▸ PROBLEM DESCRIPTION:
A set of records appears below. Print them all, word for word.
+++
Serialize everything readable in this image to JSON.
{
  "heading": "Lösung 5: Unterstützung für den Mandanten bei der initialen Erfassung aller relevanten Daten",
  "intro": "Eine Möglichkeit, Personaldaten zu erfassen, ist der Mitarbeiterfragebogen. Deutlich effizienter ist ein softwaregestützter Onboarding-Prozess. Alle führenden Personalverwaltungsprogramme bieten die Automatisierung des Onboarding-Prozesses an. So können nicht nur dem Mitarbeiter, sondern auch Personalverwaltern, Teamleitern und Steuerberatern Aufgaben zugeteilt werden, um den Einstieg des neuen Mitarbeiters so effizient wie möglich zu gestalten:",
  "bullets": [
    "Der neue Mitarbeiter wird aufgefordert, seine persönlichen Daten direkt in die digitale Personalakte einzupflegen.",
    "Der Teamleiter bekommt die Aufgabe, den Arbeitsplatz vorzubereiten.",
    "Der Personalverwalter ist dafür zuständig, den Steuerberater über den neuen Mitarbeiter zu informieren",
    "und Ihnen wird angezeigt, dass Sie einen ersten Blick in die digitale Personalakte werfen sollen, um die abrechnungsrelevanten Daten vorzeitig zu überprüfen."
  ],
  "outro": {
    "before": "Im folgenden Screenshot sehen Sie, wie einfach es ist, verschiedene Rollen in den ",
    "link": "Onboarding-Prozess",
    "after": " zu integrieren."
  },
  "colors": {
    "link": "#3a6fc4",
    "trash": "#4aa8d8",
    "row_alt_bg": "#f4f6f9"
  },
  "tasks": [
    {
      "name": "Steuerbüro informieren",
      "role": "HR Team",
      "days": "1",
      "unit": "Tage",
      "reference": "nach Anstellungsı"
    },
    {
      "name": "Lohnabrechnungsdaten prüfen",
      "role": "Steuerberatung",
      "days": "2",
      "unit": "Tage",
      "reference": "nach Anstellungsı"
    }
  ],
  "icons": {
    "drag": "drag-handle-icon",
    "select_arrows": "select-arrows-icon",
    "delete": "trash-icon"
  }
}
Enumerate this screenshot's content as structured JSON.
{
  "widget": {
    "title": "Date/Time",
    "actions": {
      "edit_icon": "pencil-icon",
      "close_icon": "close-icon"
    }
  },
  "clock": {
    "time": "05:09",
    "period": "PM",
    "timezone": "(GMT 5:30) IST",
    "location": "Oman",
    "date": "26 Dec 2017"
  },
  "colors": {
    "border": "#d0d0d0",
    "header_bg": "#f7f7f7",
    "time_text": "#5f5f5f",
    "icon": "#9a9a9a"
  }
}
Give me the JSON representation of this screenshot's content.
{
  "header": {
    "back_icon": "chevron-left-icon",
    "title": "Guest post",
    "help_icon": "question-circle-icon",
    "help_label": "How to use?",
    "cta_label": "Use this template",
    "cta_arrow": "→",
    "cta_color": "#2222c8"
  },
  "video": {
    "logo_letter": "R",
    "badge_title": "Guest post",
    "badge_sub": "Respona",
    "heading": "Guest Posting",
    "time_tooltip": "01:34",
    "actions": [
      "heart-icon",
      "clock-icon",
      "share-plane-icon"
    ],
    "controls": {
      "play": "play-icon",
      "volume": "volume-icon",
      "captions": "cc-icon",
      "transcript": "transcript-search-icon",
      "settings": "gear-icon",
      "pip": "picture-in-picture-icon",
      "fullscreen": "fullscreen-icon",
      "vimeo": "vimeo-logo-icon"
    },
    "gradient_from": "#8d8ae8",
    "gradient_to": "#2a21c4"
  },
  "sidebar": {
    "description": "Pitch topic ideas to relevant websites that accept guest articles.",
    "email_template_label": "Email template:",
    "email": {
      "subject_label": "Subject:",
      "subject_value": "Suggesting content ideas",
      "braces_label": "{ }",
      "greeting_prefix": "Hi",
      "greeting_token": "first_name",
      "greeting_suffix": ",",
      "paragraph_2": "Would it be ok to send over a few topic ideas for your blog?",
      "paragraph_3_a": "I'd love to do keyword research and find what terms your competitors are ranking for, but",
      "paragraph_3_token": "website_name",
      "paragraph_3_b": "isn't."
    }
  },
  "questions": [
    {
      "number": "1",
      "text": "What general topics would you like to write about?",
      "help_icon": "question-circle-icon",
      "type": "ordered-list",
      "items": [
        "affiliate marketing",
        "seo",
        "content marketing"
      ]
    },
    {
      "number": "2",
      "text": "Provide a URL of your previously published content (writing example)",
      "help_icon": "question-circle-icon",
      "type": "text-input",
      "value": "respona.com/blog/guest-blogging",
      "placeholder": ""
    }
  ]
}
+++
▸ SOLUTION BELOW:
Serialize everything readable in this image to JSON.
{
  "heading": "Lösung 5: Unterstützung für den Mandanten bei der initialen Erfassung aller relevanten Daten",
  "intro": "Eine Möglichkeit, Personaldaten zu erfassen, ist der Mitarbeiterfragebogen. Deutlich effizienter ist ein softwaregestützter Onboarding-Prozess. Alle führenden Personalverwaltungsprogramme bieten die Automatisierung des Onboarding-Prozesses an. So können nicht nur dem Mitarbeiter, sondern auch Personalverwaltern, Teamleitern und Steuerberatern Aufgaben zugeteilt werden, um den Einstieg des neuen Mitarbeiters so effizient wie möglich zu gestalten:",
  "bullets": [
    "Der neue Mitarbeiter wird aufgefordert, seine persönlichen Daten direkt in die digitale Personalakte einzupflegen.",
    "Der Teamleiter bekommt die Aufgabe, den Arbeitsplatz vorzubereiten.",
    "Der Personalverwalter ist dafür zuständig, den Steuerberater über den neuen Mitarbeiter zu informieren",
    "und Ihnen wird angezeigt, dass Sie einen ersten Blick in die digitale Personalakte werfen sollen, um die abrechnungsrelevanten Daten vorzeitig zu überprüfen."
  ],
  "outro": {
    "before": "Im folgenden Screenshot sehen Sie, wie einfach es ist, verschiedene Rollen in den ",
    "link": "Onboarding-Prozess",
    "after": " zu integrieren."
  },
  "colors": {
    "link": "#3a6fc4",
    "trash": "#4aa8d8",
    "row_alt_bg": "#f4f6f9"
  },
  "tasks": [
    {
      "name": "Steuerbüro informieren",
      "role": "HR Team",
      "days": "1",
      "unit": "Tage",
      "reference": "nach Anstellungsı"
    },
    {
      "name": "Lohnabrechnungsdaten prüfen",
      "role": "Steuerberatung",
      "days": "2",
      "unit": "Tage",
      "reference": "nach Anstellungsı"
    }
  ],
  "icons": {
    "drag": "drag-handle-icon",
    "select_arrows": "select-arrows-icon",
    "delete": "trash-icon"
  }
}
Enumerate this screenshot's content as structured JSON.
{
  "widget": {
    "title": "Date/Time",
    "actions": {
      "edit_icon": "pencil-icon",
      "close_icon": "close-icon"
    }
  },
  "clock": {
    "time": "05:09",
    "period": "PM",
    "timezone": "(GMT 5:30) IST",
    "location": "Oman",
    "date": "26 Dec 2017"
  },
  "colors": {
    "border": "#d0d0d0",
    "header_bg": "#f7f7f7",
    "time_text": "#5f5f5f",
    "icon": "#9a9a9a"
  }
}
Give me the JSON representation of this screenshot's content.
{
  "header": {
    "back_icon": "chevron-left-icon",
    "title": "Guest post",
    "help_icon": "question-circle-icon",
    "help_label": "How to use?",
    "cta_label": "Use this template",
    "cta_arrow": "→",
    "cta_color": "#2222c8"
  },
  "video": {
    "logo_letter": "R",
    "badge_title": "Guest post",
    "badge_sub": "Respona",
    "heading": "Guest Posting",
    "time_tooltip": "01:34",
    "actions": [
      "heart-icon",
      "clock-icon",
      "share-plane-icon"
    ],
    "controls": {
      "play": "play-icon",
      "volume": "volume-icon",
      "captions": "cc-icon",
      "transcript": "transcript-search-icon",
      "settings": "gear-icon",
      "pip": "picture-in-picture-icon",
      "fullscreen": "fullscreen-icon",
      "vimeo": "vimeo-logo-icon"
    },
    "gradient_from": "#8d8ae8",
    "gradient_to": "#2a21c4"
  },
  "sidebar": {
    "description": "Pitch topic ideas to relevant websites that accept guest articles.",
    "email_template_label": "Email template:",
    "email": {
      "subject_label": "Subject:",
      "subject_value": "Suggesting content ideas",
      "braces_label": "{ }",
      "greeting_prefix": "Hi",
      "greeting_token": "first_name",
      "greeting_suffix": ",",
      "paragraph_2": "Would it be ok to send over a few topic ideas for your blog?",
      "paragraph_3_a": "I'd love to do keyword research and find what terms your competitors are ranking for, but",
      "paragraph_3_token": "website_name",
      "paragraph_3_b": "isn't."
    }
  },
  "questions": [
    {
      "number": "1",
      "text": "What general topics would you like to write about?",
      "help_icon": "question-circle-icon",
      "type": "ordered-list",
      "items": [
        "affiliate marketing",
        "seo",
        "content marketing"
      ]
    },
    {
      "number": "2",
      "text": "Provide a URL of your previously published content (writing example)",
      "help_icon": "question-circle-icon",
      "type": "text-input",
      "value": "respona.com/blog/guest-blogging",
      "placeholder": ""
    }
  ]
}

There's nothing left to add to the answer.